Your task: Across the entries below, determine how many lines include the word "location". State only the resulting number.

Data section:
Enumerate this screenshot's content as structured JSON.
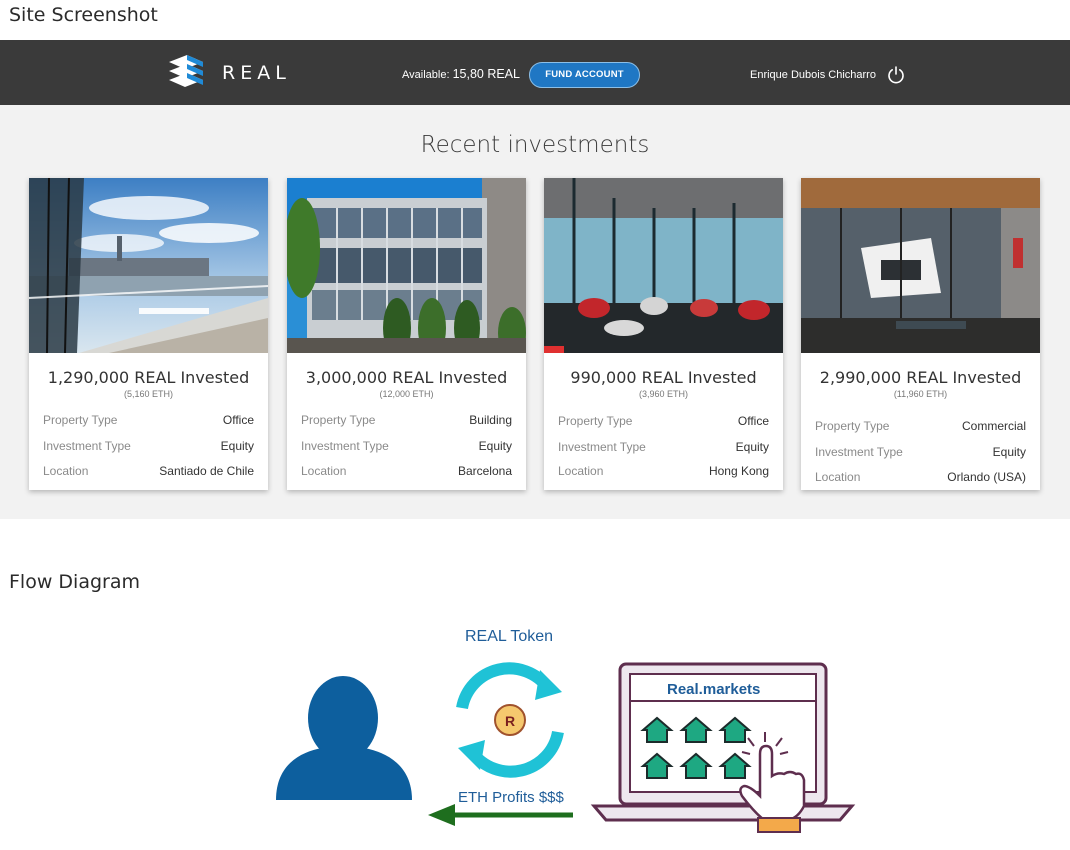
{
  "headings": {
    "site": "Site Screenshot",
    "flow": "Flow Diagram"
  },
  "topbar": {
    "logo_text": "REAL",
    "available_label": "Available:",
    "available_value": "15,80 REAL",
    "fund_button": "FUND ACCOUNT",
    "username": "Enrique Dubois Chicharro"
  },
  "main": {
    "title": "Recent investments",
    "labels": {
      "property_type": "Property Type",
      "investment_type": "Investment Type",
      "location": "Location"
    },
    "cards": [
      {
        "amount": "1,290,000 REAL Invested",
        "eth": "(5,160 ETH)",
        "property_type": "Office",
        "investment_type": "Equity",
        "location": "Santiado de Chile"
      },
      {
        "amount": "3,000,000 REAL Invested",
        "eth": "(12,000 ETH)",
        "property_type": "Building",
        "investment_type": "Equity",
        "location": "Barcelona"
      },
      {
        "amount": "990,000 REAL Invested",
        "eth": "(3,960 ETH)",
        "property_type": "Office",
        "investment_type": "Equity",
        "location": "Hong Kong"
      },
      {
        "amount": "2,990,000 REAL Invested",
        "eth": "(11,960 ETH)",
        "property_type": "Commercial",
        "investment_type": "Equity",
        "location": "Orlando (USA)"
      }
    ]
  },
  "flow": {
    "token_label": "REAL Token",
    "token_symbol": "R",
    "profits_label": "ETH Profits $$$",
    "market_label": "Real.markets"
  },
  "colors": {
    "topbar": "#3a3a3a",
    "accent_blue": "#1f77c4",
    "person_blue": "#0d5f9e",
    "cycle_cyan": "#1fc2d6",
    "arrow_green": "#1e6e1e",
    "house_green": "#1ea882"
  },
  "icons": [
    "real-logo-icon",
    "power-icon",
    "person-icon",
    "cycle-arrows-icon",
    "laptop-icon",
    "house-icon",
    "pointing-hand-icon"
  ]
}
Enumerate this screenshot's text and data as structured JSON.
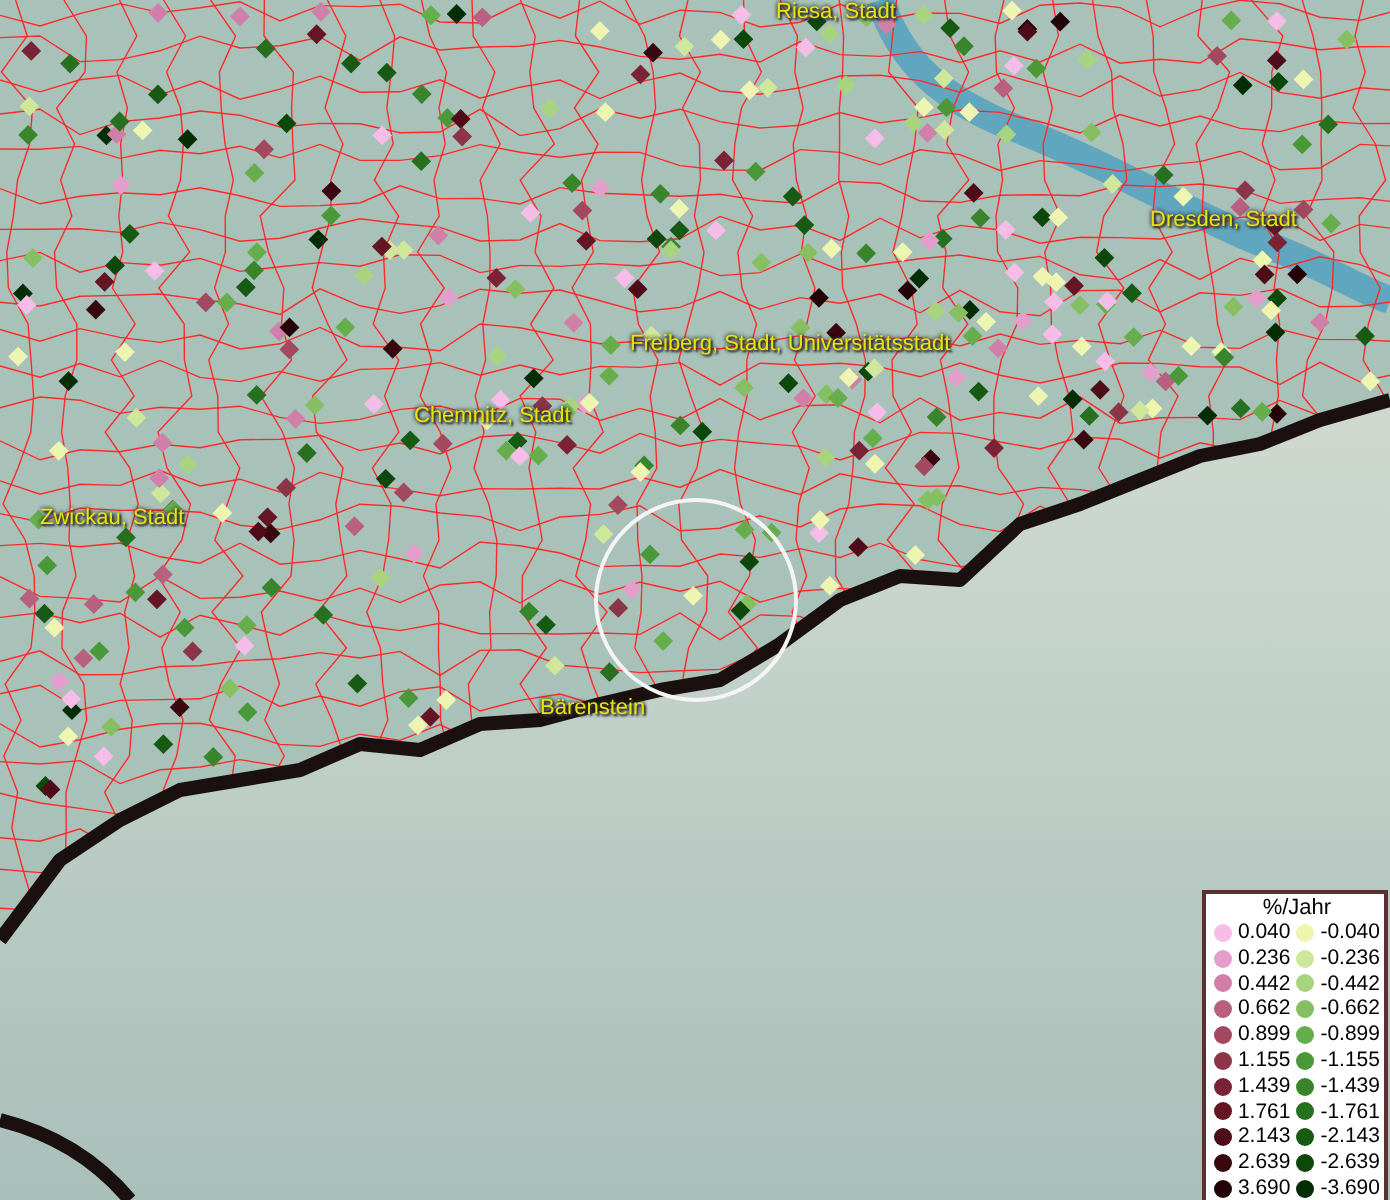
{
  "map": {
    "places": [
      {
        "name": "Riesa, Stadt"
      },
      {
        "name": "Dresden, Stadt"
      },
      {
        "name": "Freiberg, Stadt, Universitätsstadt"
      },
      {
        "name": "Chemnitz, Stadt"
      },
      {
        "name": "Zwickau, Stadt"
      },
      {
        "name": "Bärenstein"
      }
    ]
  },
  "legend": {
    "title": "%/Jahr",
    "positive": [
      {
        "label": "0.040",
        "color": "#f5bde8"
      },
      {
        "label": "0.236",
        "color": "#e39ecb"
      },
      {
        "label": "0.442",
        "color": "#d07fa8"
      },
      {
        "label": "0.662",
        "color": "#b8607f"
      },
      {
        "label": "0.899",
        "color": "#a2495f"
      },
      {
        "label": "1.155",
        "color": "#8d3548"
      },
      {
        "label": "1.439",
        "color": "#7a2336"
      },
      {
        "label": "1.761",
        "color": "#661525"
      },
      {
        "label": "2.143",
        "color": "#4e0c18"
      },
      {
        "label": "2.639",
        "color": "#380710"
      },
      {
        "label": "3.690",
        "color": "#230308"
      }
    ],
    "negative": [
      {
        "label": "-0.040",
        "color": "#eef5b0"
      },
      {
        "label": "-0.236",
        "color": "#cfe79a"
      },
      {
        "label": "-0.442",
        "color": "#a8d37f"
      },
      {
        "label": "-0.662",
        "color": "#85bf62"
      },
      {
        "label": "-0.899",
        "color": "#66ad4b"
      },
      {
        "label": "-1.155",
        "color": "#4a9838"
      },
      {
        "label": "-1.439",
        "color": "#38852b"
      },
      {
        "label": "-1.761",
        "color": "#26701f"
      },
      {
        "label": "-2.143",
        "color": "#175a14"
      },
      {
        "label": "-2.639",
        "color": "#0d470c"
      },
      {
        "label": "-3.690",
        "color": "#052d05"
      }
    ]
  }
}
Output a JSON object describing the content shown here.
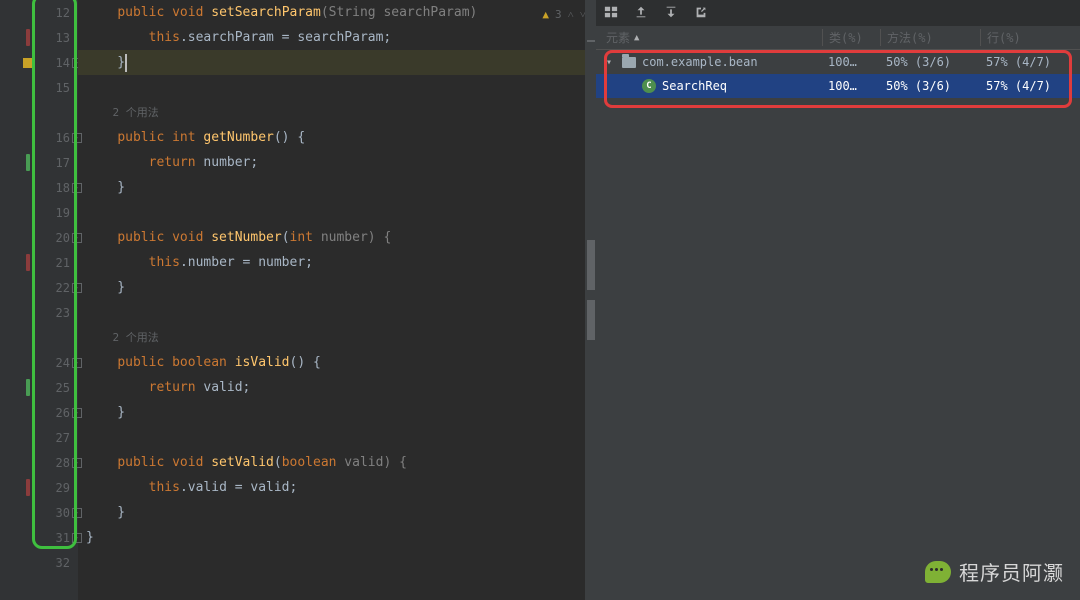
{
  "editor": {
    "inspection": {
      "warn_count": "3"
    },
    "lines": [
      {
        "n": "12",
        "marker": "",
        "fold": "",
        "html": "    public void setSearchParam(String searchParam)",
        "tokens": [
          [
            "    ",
            "p"
          ],
          [
            "public",
            "kw"
          ],
          [
            " ",
            "p"
          ],
          [
            "void",
            "kw"
          ],
          [
            " ",
            "p"
          ],
          [
            "setSearchParam",
            "fn"
          ],
          [
            "(String searchParam)",
            "dim"
          ]
        ]
      },
      {
        "n": "13",
        "marker": "red",
        "fold": "",
        "tokens": [
          [
            "        ",
            "p"
          ],
          [
            "this",
            "kw"
          ],
          [
            ".",
            "p"
          ],
          [
            "searchParam = searchParam;",
            "p"
          ]
        ]
      },
      {
        "n": "14",
        "marker": "yellow",
        "fold": "end",
        "tokens": [
          [
            "    }",
            "p"
          ]
        ],
        "cursor": true
      },
      {
        "n": "15",
        "marker": "",
        "fold": "",
        "tokens": [
          [
            "",
            "p"
          ]
        ]
      },
      {
        "n": "",
        "marker": "",
        "fold": "",
        "usage": "2 个用法"
      },
      {
        "n": "16",
        "marker": "",
        "fold": "start",
        "tokens": [
          [
            "    ",
            "p"
          ],
          [
            "public int ",
            "kw"
          ],
          [
            "getNumber",
            "fn"
          ],
          [
            "() {",
            "p"
          ]
        ]
      },
      {
        "n": "17",
        "marker": "green",
        "fold": "",
        "tokens": [
          [
            "        ",
            "p"
          ],
          [
            "return ",
            "kw"
          ],
          [
            "number;",
            "p"
          ]
        ]
      },
      {
        "n": "18",
        "marker": "",
        "fold": "end",
        "tokens": [
          [
            "    }",
            "p"
          ]
        ]
      },
      {
        "n": "19",
        "marker": "",
        "fold": "",
        "tokens": [
          [
            "",
            "p"
          ]
        ]
      },
      {
        "n": "20",
        "marker": "",
        "fold": "start",
        "tokens": [
          [
            "    ",
            "p"
          ],
          [
            "public void ",
            "kw"
          ],
          [
            "setNumber",
            "fn"
          ],
          [
            "(",
            "p"
          ],
          [
            "int",
            "kw"
          ],
          [
            " number) {",
            "dim"
          ]
        ]
      },
      {
        "n": "21",
        "marker": "red",
        "fold": "",
        "tokens": [
          [
            "        ",
            "p"
          ],
          [
            "this",
            "kw"
          ],
          [
            ".",
            "p"
          ],
          [
            "number = number;",
            "p"
          ]
        ]
      },
      {
        "n": "22",
        "marker": "",
        "fold": "end",
        "tokens": [
          [
            "    }",
            "p"
          ]
        ]
      },
      {
        "n": "23",
        "marker": "",
        "fold": "",
        "tokens": [
          [
            "",
            "p"
          ]
        ]
      },
      {
        "n": "",
        "marker": "",
        "fold": "",
        "usage": "2 个用法"
      },
      {
        "n": "24",
        "marker": "",
        "fold": "start",
        "tokens": [
          [
            "    ",
            "p"
          ],
          [
            "public boolean ",
            "kw"
          ],
          [
            "isValid",
            "fn"
          ],
          [
            "() {",
            "p"
          ]
        ]
      },
      {
        "n": "25",
        "marker": "green",
        "fold": "",
        "tokens": [
          [
            "        ",
            "p"
          ],
          [
            "return ",
            "kw"
          ],
          [
            "valid;",
            "p"
          ]
        ]
      },
      {
        "n": "26",
        "marker": "",
        "fold": "end",
        "tokens": [
          [
            "    }",
            "p"
          ]
        ]
      },
      {
        "n": "27",
        "marker": "",
        "fold": "",
        "tokens": [
          [
            "",
            "p"
          ]
        ]
      },
      {
        "n": "28",
        "marker": "",
        "fold": "start",
        "tokens": [
          [
            "    ",
            "p"
          ],
          [
            "public void ",
            "kw"
          ],
          [
            "setValid",
            "fn"
          ],
          [
            "(",
            "p"
          ],
          [
            "boolean",
            "kw"
          ],
          [
            " valid) {",
            "dim"
          ]
        ]
      },
      {
        "n": "29",
        "marker": "red",
        "fold": "",
        "tokens": [
          [
            "        ",
            "p"
          ],
          [
            "this",
            "kw"
          ],
          [
            ".",
            "p"
          ],
          [
            "valid = valid;",
            "p"
          ]
        ]
      },
      {
        "n": "30",
        "marker": "",
        "fold": "end",
        "tokens": [
          [
            "    }",
            "p"
          ]
        ]
      },
      {
        "n": "31",
        "marker": "",
        "fold": "end",
        "tokens": [
          [
            "}",
            "p"
          ]
        ]
      },
      {
        "n": "32",
        "marker": "",
        "fold": "",
        "tokens": [
          [
            "",
            "p"
          ]
        ]
      }
    ]
  },
  "coverage": {
    "headers": {
      "element": "元素",
      "class": "类(%)",
      "method": "方法(%)",
      "line": "行(%)"
    },
    "rows": [
      {
        "icon": "pkg",
        "name": "com.example.bean",
        "class": "100…",
        "method": "50% (3/6)",
        "line": "57% (4/7)",
        "indent": 0,
        "expanded": true
      },
      {
        "icon": "class",
        "letter": "C",
        "name": "SearchReq",
        "class": "100…",
        "method": "50% (3/6)",
        "line": "57% (4/7)",
        "indent": 1,
        "selected": true
      }
    ]
  },
  "watermark": "程序员阿灏"
}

Answer box: 5